For these aspiring designers, their project was about more than creating funky sneakers with eye-catching designs. Central principles of sustainability and long-term impact for African communities shaped PANAFRICA’s business model from the beginning.

“Our goal is to take human and environmental well-being into consideration in every phase of the production of our products, from the purchase of raw materials to the sale of our sneakers,” de Richoufftz told Slo we are.

Before launching the brand, de Richoufftz and Didier started off with a crowdfunding campaign, explaining their commitment to ethical manufacturing and sustainable sourcing. Within a month, according to Slo we are, they sold 2,000 pairs of sneakers, which reassured the pair that public interest in the project was strong.

The next step for Didier and de Richoufftz was establishing PANAFRICA’s supply chain for each step of the shoemaking process. Rather than using subcontractors, the pair engaged in extensive research to use local suppliers that respect workers’ rights, according to their Ulele campaign.

Many companies run charity campaigns in which a certain percentage of profits are periodically donated to nonprofit organizations. But PANAFRICA’s unique business model has giving back built-in, creating a more long-term impact than seasonal donations. 

Didier told carenews that their vision for PANAFRICA didn’t focus on empowering just one community. Wanting to engage people across multiple countries, they purchase  fabrics from places in West Africa, wax from the Ivory Coast, and cotton from Burkina Faso.

“In the two assembly factories located in Morocco, we have ensured good working conditions for employees and we guarantee our suppliers long-term production so that they can hire staff,” Didier told carenews.

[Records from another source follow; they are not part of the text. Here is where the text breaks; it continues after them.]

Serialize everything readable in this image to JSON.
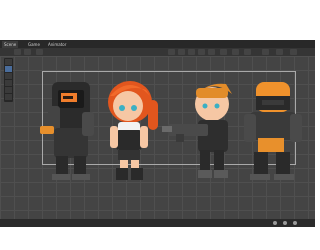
{
  "tabs": [
    {
      "label": "Scene"
    },
    {
      "label": "Game"
    },
    {
      "label": "Animator"
    }
  ],
  "icons": [
    "hand-icon",
    "move-icon",
    "rotate-icon",
    "scale-icon",
    "rect-icon",
    "transform-icon",
    "gizmo-icon",
    "camera-icon",
    "search-icon",
    "layers-icon"
  ],
  "characters": [
    "robot-left",
    "red-haired-girl",
    "gunner-man",
    "robot-right"
  ]
}
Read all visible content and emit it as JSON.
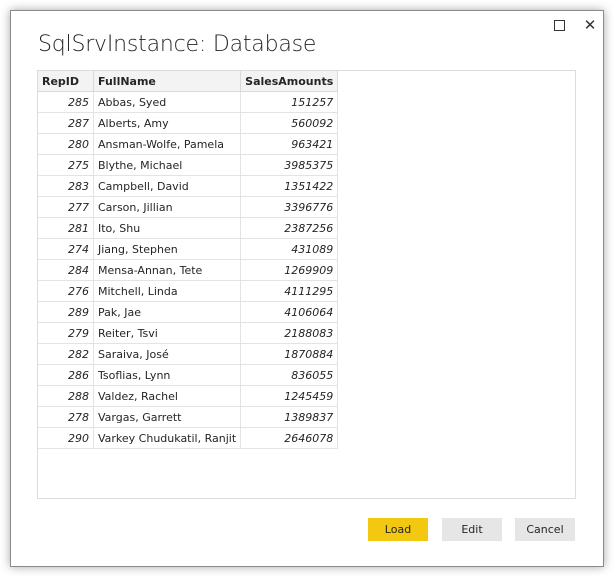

In addition, the company helps an association in Burkina Faso which teaches women techniques for dyeing and weaving local cotton and then PANAFRICA buys this canvas for their shoes. They also pay for children’s tutors in Benin and Cameroon.

Farmers, vendors, artisans, and laborers are employed by PANAFRICA year-round, giving workers much-needed financial security which, in turn, leads to overall community development. PANAFRICA is forward-thinking in both fashion and ethical sourcing, showing that community empowerment begins from the ground up. 

Adidas’s New Plant-Based Shoes Will be Made of Mushrooms
This Footwear Brand Turns 17 Recycled Bottles Into New Shoes
How Permaculture Empowers Refugee Women in Uganda